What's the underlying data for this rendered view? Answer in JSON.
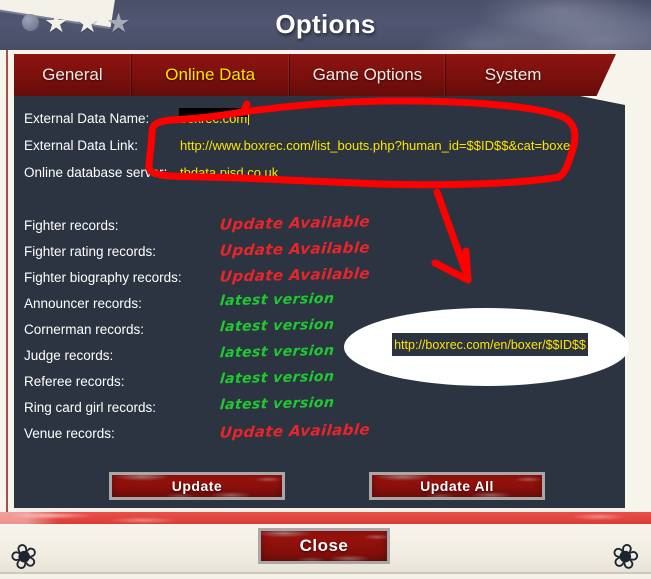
{
  "window": {
    "title": "Options",
    "stars": [
      "star-filled",
      "star-filled",
      "star-dim"
    ]
  },
  "tabs": [
    {
      "label": "General",
      "active": false
    },
    {
      "label": "Online Data",
      "active": true
    },
    {
      "label": "Game Options",
      "active": false
    },
    {
      "label": "System",
      "active": false
    }
  ],
  "fields": [
    {
      "label": "External Data Name:",
      "value": "boxrec.com"
    },
    {
      "label": "External Data Link:",
      "value": "http://www.boxrec.com/list_bouts.php?human_id=$$ID$$&cat=boxer"
    },
    {
      "label": "Online database server:",
      "value": "tbdata.pisd.co.uk"
    }
  ],
  "records": [
    {
      "label": "Fighter records:",
      "status": "Update Available",
      "state": "update"
    },
    {
      "label": "Fighter rating records:",
      "status": "Update Available",
      "state": "update"
    },
    {
      "label": "Fighter biography records:",
      "status": "Update Available",
      "state": "update"
    },
    {
      "label": "Announcer records:",
      "status": "latest version",
      "state": "latest"
    },
    {
      "label": "Cornerman records:",
      "status": "latest version",
      "state": "latest"
    },
    {
      "label": "Judge records:",
      "status": "latest version",
      "state": "latest"
    },
    {
      "label": "Referee records:",
      "status": "latest version",
      "state": "latest"
    },
    {
      "label": "Ring card girl records:",
      "status": "latest version",
      "state": "latest"
    },
    {
      "label": "Venue records:",
      "status": "Update Available",
      "state": "update"
    }
  ],
  "buttons": {
    "update": "Update",
    "update_all": "Update All",
    "close": "Close"
  },
  "annotation": {
    "callout_url": "http://boxrec.com/en/boxer/$$ID$$",
    "ink_color": "#ff0000",
    "shapes": [
      "circle-around-fields",
      "arrow-down-right",
      "ellipse-callout"
    ]
  },
  "colors": {
    "titlebar": "#4a4f68",
    "tab_red": "#7a100d",
    "panel": "#2b3440",
    "accent_yellow": "#ffe400",
    "status_update": "#e8252a",
    "status_latest": "#1fc931",
    "cream": "#f7f4ec",
    "stripe": "#e2443e"
  }
}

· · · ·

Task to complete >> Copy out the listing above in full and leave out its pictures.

Output for this exercise >>
What's the underlying data for this rendered view? Answer in JSON.
{
  "window": {
    "title": "Options",
    "stars": [
      "star-filled",
      "star-filled",
      "star-dim"
    ]
  },
  "tabs": [
    {
      "label": "General",
      "active": false
    },
    {
      "label": "Online Data",
      "active": true
    },
    {
      "label": "Game Options",
      "active": false
    },
    {
      "label": "System",
      "active": false
    }
  ],
  "fields": [
    {
      "label": "External Data Name:",
      "value": "boxrec.com"
    },
    {
      "label": "External Data Link:",
      "value": "http://www.boxrec.com/list_bouts.php?human_id=$$ID$$&cat=boxer"
    },
    {
      "label": "Online database server:",
      "value": "tbdata.pisd.co.uk"
    }
  ],
  "records": [
    {
      "label": "Fighter records:",
      "status": "Update Available",
      "state": "update"
    },
    {
      "label": "Fighter rating records:",
      "status": "Update Available",
      "state": "update"
    },
    {
      "label": "Fighter biography records:",
      "status": "Update Available",
      "state": "update"
    },
    {
      "label": "Announcer records:",
      "status": "latest version",
      "state": "latest"
    },
    {
      "label": "Cornerman records:",
      "status": "latest version",
      "state": "latest"
    },
    {
      "label": "Judge records:",
      "status": "latest version",
      "state": "latest"
    },
    {
      "label": "Referee records:",
      "status": "latest version",
      "state": "latest"
    },
    {
      "label": "Ring card girl records:",
      "status": "latest version",
      "state": "latest"
    },
    {
      "label": "Venue records:",
      "status": "Update Available",
      "state": "update"
    }
  ],
  "buttons": {
    "update": "Update",
    "update_all": "Update All",
    "close": "Close"
  },
  "annotation": {
    "callout_url": "http://boxrec.com/en/boxer/$$ID$$",
    "ink_color": "#ff0000",
    "shapes": [
      "circle-around-fields",
      "arrow-down-right",
      "ellipse-callout"
    ]
  },
  "colors": {
    "titlebar": "#4a4f68",
    "tab_red": "#7a100d",
    "panel": "#2b3440",
    "accent_yellow": "#ffe400",
    "status_update": "#e8252a",
    "status_latest": "#1fc931",
    "cream": "#f7f4ec",
    "stripe": "#e2443e"
  }
}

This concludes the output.